Three years ago next month I threw caution to the wind and spent the equivalent of about 9 mortgage payments to fly out to LA and watch my team play in their first World Series in 30 days. I like to say I was adopted by the Dodgers 8 years ago, having grown up as Expos fan, so this would be the first time in my then 36 years of being a die-hard baseball fan that “my” team had a chance to win it all. They were by far the best team in the NL that year and had treated us to a magical summer of thrilling on-field moments and many walk-offs late into the night as they dominated the league.
They had swiftly handled both the dreaded D-Backs and the Cubs in the playoffs. If we could get past a hot Verlander, the series was theirs. For everyone in the extended Dodgers community, this was finally our time.
Attending games 1 and 2 of that World Series will forever be one of my fondest memories, not just as a fan but as an adult who had seen her share of ups and downs. I had a worked hard all of my adult life, and now was allowing myself the rare luxury of being able to afford a trip and an experience that many cannot. I don’t regret a single minute, and I still don’t.
This weekend, however, as these Astros returned to Dodger Stadium for the first time since that so firmly etched in my memory, I feel an odd sense of nostalgia mixed with a resurfaced sense of grief and loss. We know now that glory days don’t last forever, that’s why they’re called glory days, and we’ve also learned that World Series opportunities don’t come around every year, even when a team finishes the regular season with the best record in baseball. Three years later, the Dodgers are still elite and have remained that way without trash cans and buzzers, but that still may not lead them back to the championship until many of us are long gone.

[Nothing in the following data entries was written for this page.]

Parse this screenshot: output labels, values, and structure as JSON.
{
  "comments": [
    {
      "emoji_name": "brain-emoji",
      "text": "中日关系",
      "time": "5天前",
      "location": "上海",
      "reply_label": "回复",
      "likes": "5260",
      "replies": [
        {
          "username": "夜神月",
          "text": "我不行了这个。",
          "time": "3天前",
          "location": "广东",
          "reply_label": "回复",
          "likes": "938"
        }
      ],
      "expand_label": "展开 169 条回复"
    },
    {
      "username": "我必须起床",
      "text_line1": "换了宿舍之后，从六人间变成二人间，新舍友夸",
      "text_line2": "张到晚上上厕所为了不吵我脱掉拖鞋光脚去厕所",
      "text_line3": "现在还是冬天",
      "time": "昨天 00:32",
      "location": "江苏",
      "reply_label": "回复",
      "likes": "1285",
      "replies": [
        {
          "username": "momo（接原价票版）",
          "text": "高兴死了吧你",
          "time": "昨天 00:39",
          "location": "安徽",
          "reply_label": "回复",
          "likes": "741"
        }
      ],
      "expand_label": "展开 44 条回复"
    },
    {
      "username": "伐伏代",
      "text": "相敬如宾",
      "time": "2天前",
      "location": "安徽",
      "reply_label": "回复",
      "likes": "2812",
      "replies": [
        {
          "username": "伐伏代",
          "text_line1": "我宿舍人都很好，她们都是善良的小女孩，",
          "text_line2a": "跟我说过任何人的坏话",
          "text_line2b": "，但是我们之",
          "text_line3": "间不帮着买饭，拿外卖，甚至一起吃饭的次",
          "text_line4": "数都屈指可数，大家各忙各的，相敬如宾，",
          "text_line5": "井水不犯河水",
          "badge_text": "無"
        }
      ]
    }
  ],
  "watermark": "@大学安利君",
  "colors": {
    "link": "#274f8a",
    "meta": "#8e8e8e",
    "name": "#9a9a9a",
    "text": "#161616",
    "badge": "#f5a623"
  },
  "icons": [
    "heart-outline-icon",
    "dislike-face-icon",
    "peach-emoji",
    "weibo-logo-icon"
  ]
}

We were robbed of our place in history, and this is becoming more and more apparent as the years tick by. We know how quickly the world can change now too; the Dodgers could still make it back to the Fall Classic this year but if they do, it’ll be in front of cardboard cutouts at a stadium in Texas, not in front of 50,000 plus screaming, devoted fans at Dodger Stadium. In 2017, we had an opportunity as fans to celebrate this team in a way we will not see again for years to come. With nothing in life guaranteed, who knows when that chance will return?
For the most part, as an adult I’ve learned to forgive and forget – no one is worth holding a grudge against to the detriment of my mental health, but something changed in me when this scandal was brought to life and the extent of the Astros scheme was revealed. These unrepentant cheaters not only stole signs, but precious moments in time that none of us will ever get back. I know as a fan that I will never, ever forget all the joy that season brought us, but I will always wonder what might have been for this team and for many of us who devote a lot of our waking hours to this team…and for that, I will never, ever forgive.